Retiring Under Palm Trees
Moving to Thailand? There’s a lot to consider first.
Foreigners are flocking to Thailand. They want to live the dream of spending the evening of their life in an exotic land. Especially tempting is the climate and the cheaper prices. Thailand is a tempting sunny land for may retired people on a pension. But before you move there, there is a lot to consider: on first sight, life in another country may seem to have more advantages than is really the case. Before making a decision, you need to be certain that you like it and that you can live here.
An elderly married couple wrote to Der Farang (The Foreigner), “We love this country. The people are so friendly, the climate is so attractive.” Germans are moving to Thailand in great numbers. They want to spend their last years under the palms and ask for some tips and advice. We wrote back, “Before making a firm decision, before taking any further steps, you need to consider health insurance for your future,” and sent details.
The subject of health insurance is the crux for seniors moving abroad. All Germans who report that they are leaving their homeland lose the protection of government or other health insurance. They must take out new insurance in Thailand or in Germany – and that costs money.
As age increases, the insurance premiums get higher, with international insurers even more than local ones; for many pensioners living in Pattaya the premiums are too much. Their monthly pension payment is not enough for them to have comprehensive health insurance.
For foreigners who come to Thailand with chronic conditions, insurance is a problem because the treatment of pre-existing conditions is excluded from the health insurance conditions. HIV is also excluded for both men and women, even if they have health insurance and have paid their premiums punctually. Another factor is that many Thai companies will not provide insurance to over-70s and will increase the premiums a lot if you have a damaging fall or may cancel the contract.

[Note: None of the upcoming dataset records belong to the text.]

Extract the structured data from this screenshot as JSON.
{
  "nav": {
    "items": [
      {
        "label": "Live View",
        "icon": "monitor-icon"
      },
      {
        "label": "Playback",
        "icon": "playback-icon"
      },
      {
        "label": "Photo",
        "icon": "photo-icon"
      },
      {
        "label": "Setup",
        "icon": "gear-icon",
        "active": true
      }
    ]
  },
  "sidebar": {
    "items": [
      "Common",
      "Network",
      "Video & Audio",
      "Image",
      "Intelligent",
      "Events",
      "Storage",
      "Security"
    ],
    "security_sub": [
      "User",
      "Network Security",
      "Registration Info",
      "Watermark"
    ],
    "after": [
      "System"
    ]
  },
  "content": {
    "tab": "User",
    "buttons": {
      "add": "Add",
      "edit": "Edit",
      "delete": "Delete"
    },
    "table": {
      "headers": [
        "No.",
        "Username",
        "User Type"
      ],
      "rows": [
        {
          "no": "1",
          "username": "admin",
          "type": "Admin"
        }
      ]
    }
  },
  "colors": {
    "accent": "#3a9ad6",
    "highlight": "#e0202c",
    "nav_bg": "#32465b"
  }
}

A person who came to Thailand many years ago and has had health insurance ever since, needs to give consideration to increasing the value of the sum covered. As a result of the boom in medical tourism, private hospitals have invested heavily and upped their fees by as much as 50%. They seem to have the impression that every foreigner living in Thailand is a millionaire.
Local first-class hospitals are nowadays equipped like modern hospitals in Europe or the USA and seek to make good profits. So a case of cancer can cost several million baht. A routine heart bypass operation in a five-star hospital may cost in the region of a million baht.
Therefore the German embassy in Bangkok appeals to its citizens not to cancel their insurance protection at home before moving overseas. You should keep open the door to medical treatment at home in case of emergency.
Retirement under the palms attracts many pensioners. They want to live their dream of spending the evening of their life in an exotic land like Thailand. The climate and the cost of living are tempting. Thailand is a decidedly sunny country with good temperatures all year round. (Translator’s note: can be very hot and humid at times). Every day you can sit outside on the terrace and eat gazing at the view of the stars in the clear sky, in the morning enjoy breakfast in a paradise garden with the birds around. Before making a decision, you need to consider how you like it here, whether you can live here, how you feel about the food, the sun, the climate and how you will get on dealing with the mentality of the Thai people.
At first sight life in another country can seem to have more advantages than are actually the case. Therefore there is a lot to think about before moving, not just health insurance.
Foreigners, who live in Thailand more than half of the year, are liable for tax here. (Need to check on double tax agreements between your country and Thailand). It is vital to be clear about the situation and to have worked out your financial plan.
For most foreigners, if they do not work in Thailand and provided they do have adequate means, there is the apparent opportunity to significantly increase their standard of living. Therefore it is vital to have your assets invested well, at home, in Thailand, or in both countries. Your strategy needs to take into account that you are stopping working as well as the change in where you live.
In Thailand you must also consider exchange rate fluctuations and high inflation rates. You also need to consider the unknowns about the unstable internal political situation which some analysts see as ongoing.
And foreigners must also clarify what authorities will settle your estate on decease. The advice of a reliable lawyer can help.
Why do people move? Novelist Yann Martel summed it up in his book “Ship Wreck with Tiger”:
“What makes them pull up their roots and leave behind everything familiar, set out to a great unknown well over the horizon? Why go to a strange jungle where everything is new, different and dangerous?”
The answer is always the same. They set out in the hope of a better life.
Translated from “Der Farang’, Pattaya, November 2008. This is targeted on Germans and German-speaking people. Some minor editing.
A lot of good points are made in this article.
With the reasonable (although rapidly increasing) cost of medical care, for many you might be better off without medical insurance, although that is a personal decision and varies from person to person.